Although many physician practices struggle to get on board with the new Medicare payment system implemented by MACRA, out-of-control healthcare costs leave no choice but to move to value-based payment.

That was the message Elizabeth Mitchell, president and CEO of the Network for Regional Healthcare Improvement, delivered at a congressional briefing Friday.

Given the escalating costs of healthcare, “it’s past time for this shift because the costs are unsustainable,” Mitchell said in an interview with FierceHealthcare following Friday’s briefing in which a panel, organized by the Alliance for Health Policy and The Commonwealth Fund, provided an update on implementation of the Medicare Access and CHIP Reauthorization Act.

The debate over the value of one of the payment tracks under MACRA, the Merit-based Incentive Payment System (MIPS) has gained steam in the wake of the Medicare Payment Advisory Commission recommendation this fall that the government replace the complex program with an alternative payment system. And a study released last week found a Medicare pay-for-performance program designed to improve the value of care by rewarding doctors for their performance was a failure and raised doubts about whether MIPS, which replaced it in January, will fare any better.

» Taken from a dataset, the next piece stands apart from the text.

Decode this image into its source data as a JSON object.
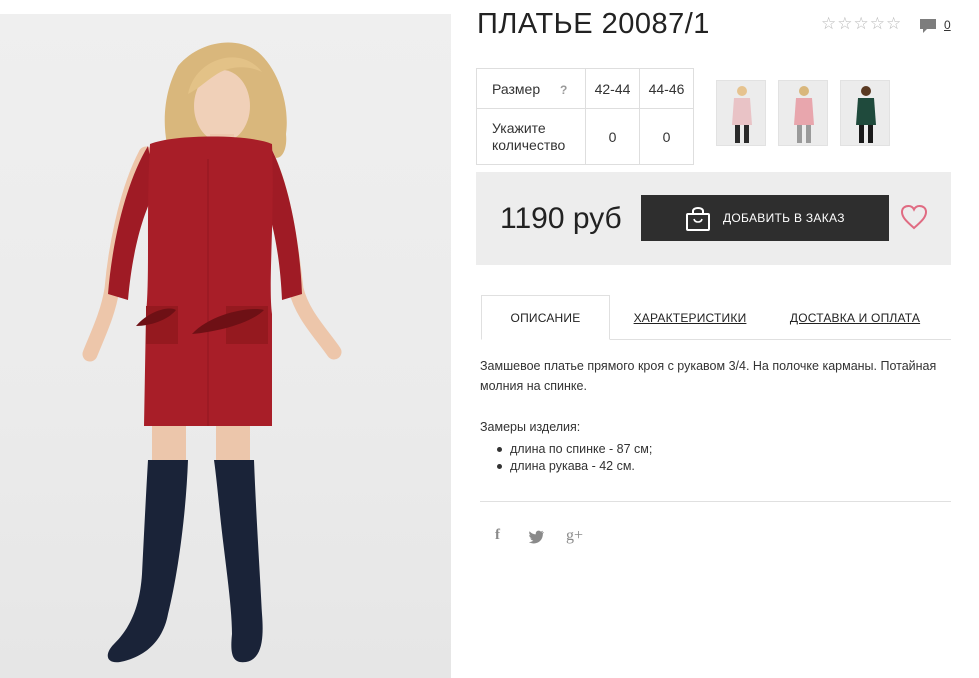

Mitchell, who leads a national organization of regional health improvement collaboratives working to achieve better care at lower cost, and serves as vice chair of the Physician-Focused Payment Model Technical Advisory Committee, says despite the frustration among many physicians and practices, the government must continue the push to value-based payment models.

Despite its weaknesses, “I think MIPS can be an important on-ramp for practices new to value-based models,” she said, but ultimately, healthcare must accelerate the shift to alternative payment models. At a congressional hearing earlier this month, Mitchell said physicians continue to face barriers and need support as they move to new payment models, including greater technical assistance and access to shared data.

The goals of new payment models are to improve patient care and reduce costs, she said. With that in mind, physicians need new measures that focus on those factors to truly determine whether new payment models achieve those goals.